» **Your assignment**: Search the entries for the word "JSON" and report each line that has it.

» **Information given**:
'''

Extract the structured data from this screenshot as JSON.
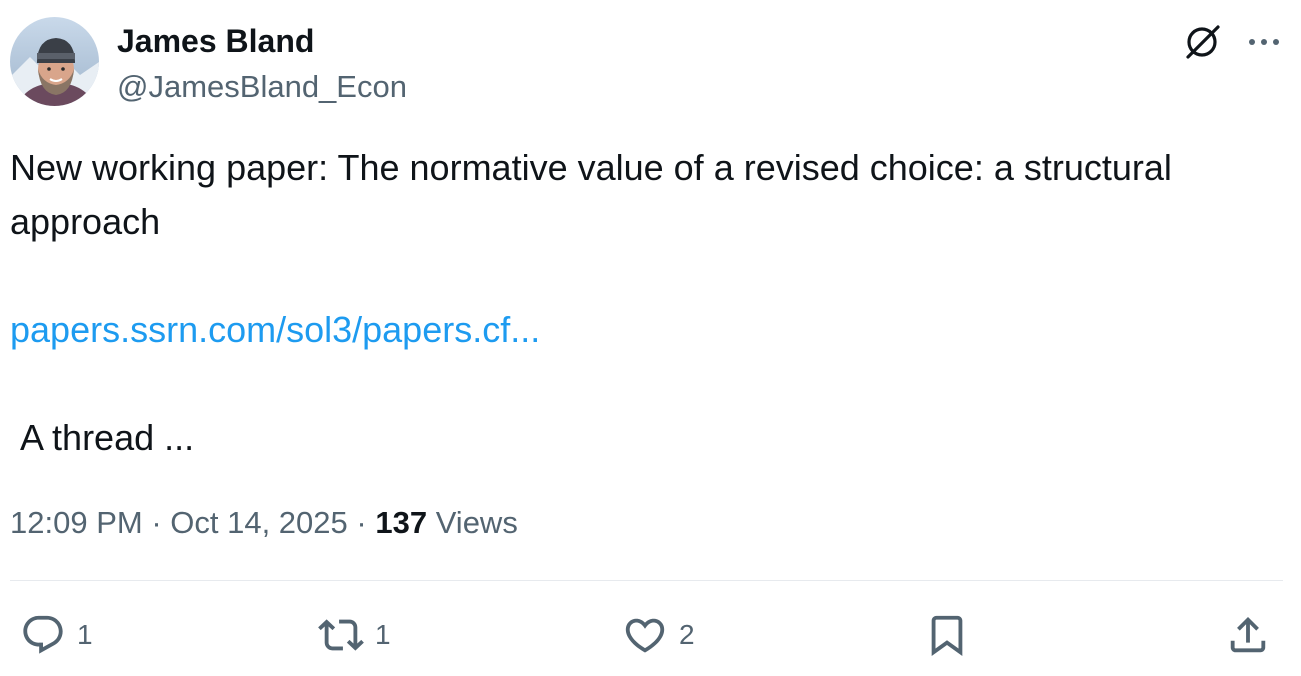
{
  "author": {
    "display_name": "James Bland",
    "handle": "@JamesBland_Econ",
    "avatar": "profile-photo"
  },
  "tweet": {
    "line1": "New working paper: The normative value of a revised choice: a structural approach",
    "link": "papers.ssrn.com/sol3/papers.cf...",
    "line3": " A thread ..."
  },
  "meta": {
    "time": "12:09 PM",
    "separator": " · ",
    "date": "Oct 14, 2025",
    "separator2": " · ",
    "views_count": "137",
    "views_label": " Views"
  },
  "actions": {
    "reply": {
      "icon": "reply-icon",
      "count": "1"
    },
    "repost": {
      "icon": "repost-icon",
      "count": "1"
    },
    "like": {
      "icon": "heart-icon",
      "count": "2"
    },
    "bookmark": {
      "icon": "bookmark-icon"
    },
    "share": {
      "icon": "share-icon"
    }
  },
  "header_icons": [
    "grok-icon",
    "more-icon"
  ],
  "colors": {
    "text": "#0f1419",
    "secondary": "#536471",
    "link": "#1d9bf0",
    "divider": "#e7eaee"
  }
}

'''
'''

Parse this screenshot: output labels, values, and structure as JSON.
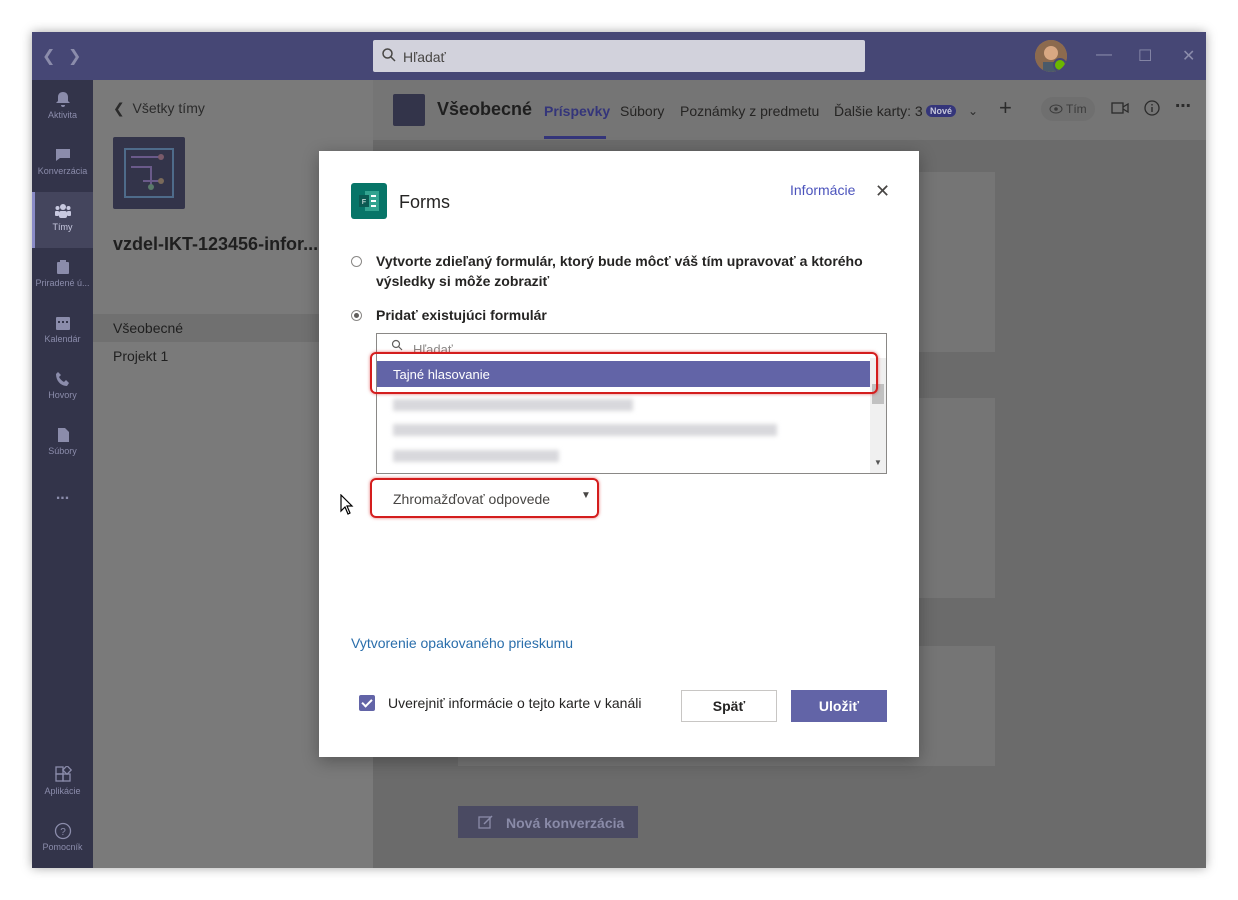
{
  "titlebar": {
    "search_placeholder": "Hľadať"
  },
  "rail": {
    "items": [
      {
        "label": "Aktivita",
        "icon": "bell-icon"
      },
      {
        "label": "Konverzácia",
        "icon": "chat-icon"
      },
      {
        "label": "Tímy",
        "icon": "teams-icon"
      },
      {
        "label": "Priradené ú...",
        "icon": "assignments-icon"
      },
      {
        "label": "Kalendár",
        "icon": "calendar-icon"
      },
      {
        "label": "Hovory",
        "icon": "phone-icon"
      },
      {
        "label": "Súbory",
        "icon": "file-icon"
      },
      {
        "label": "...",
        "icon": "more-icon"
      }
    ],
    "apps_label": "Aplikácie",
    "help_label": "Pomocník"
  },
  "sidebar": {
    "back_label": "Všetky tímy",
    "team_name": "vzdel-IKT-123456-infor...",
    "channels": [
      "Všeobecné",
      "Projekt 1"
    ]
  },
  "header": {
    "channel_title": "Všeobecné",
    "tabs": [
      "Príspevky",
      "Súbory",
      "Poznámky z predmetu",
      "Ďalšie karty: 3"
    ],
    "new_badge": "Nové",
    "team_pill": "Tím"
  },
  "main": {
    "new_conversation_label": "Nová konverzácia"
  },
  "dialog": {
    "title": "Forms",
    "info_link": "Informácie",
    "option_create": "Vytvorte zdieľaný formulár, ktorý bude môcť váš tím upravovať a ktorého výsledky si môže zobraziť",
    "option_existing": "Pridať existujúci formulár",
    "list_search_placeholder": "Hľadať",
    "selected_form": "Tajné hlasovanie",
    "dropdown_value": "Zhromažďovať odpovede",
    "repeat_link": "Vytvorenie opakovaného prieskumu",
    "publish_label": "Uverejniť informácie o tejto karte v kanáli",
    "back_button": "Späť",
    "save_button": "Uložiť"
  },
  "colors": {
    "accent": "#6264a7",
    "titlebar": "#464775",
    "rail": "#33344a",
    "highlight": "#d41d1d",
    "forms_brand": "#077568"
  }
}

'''
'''

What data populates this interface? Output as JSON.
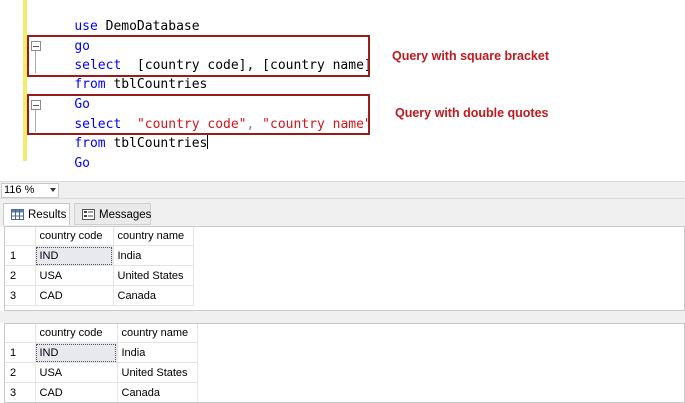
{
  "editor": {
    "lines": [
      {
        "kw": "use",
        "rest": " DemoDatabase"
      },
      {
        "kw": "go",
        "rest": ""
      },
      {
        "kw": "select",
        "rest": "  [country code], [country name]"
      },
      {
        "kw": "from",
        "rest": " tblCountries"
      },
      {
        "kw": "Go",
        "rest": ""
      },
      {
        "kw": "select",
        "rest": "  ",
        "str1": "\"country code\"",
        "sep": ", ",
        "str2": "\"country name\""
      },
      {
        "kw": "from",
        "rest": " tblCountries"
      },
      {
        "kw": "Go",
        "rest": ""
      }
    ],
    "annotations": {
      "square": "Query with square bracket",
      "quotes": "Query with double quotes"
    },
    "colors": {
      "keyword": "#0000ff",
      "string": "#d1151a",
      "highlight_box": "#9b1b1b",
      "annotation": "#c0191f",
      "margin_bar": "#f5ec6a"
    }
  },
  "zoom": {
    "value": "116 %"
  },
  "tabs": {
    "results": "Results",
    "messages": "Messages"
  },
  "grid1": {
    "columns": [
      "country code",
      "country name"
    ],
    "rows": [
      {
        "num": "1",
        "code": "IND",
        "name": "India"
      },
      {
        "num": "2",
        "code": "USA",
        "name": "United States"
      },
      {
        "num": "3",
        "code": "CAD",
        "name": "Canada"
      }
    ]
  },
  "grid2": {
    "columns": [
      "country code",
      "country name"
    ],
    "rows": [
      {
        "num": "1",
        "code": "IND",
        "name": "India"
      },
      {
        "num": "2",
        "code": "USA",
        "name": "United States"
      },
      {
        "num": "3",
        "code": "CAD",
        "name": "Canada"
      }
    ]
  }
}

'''

» **Solved exercise**:
Extract the structured data from this screenshot as JSON.
Parse this screenshot: output labels, values, and structure as JSON.
What data populates this interface? Output as JSON.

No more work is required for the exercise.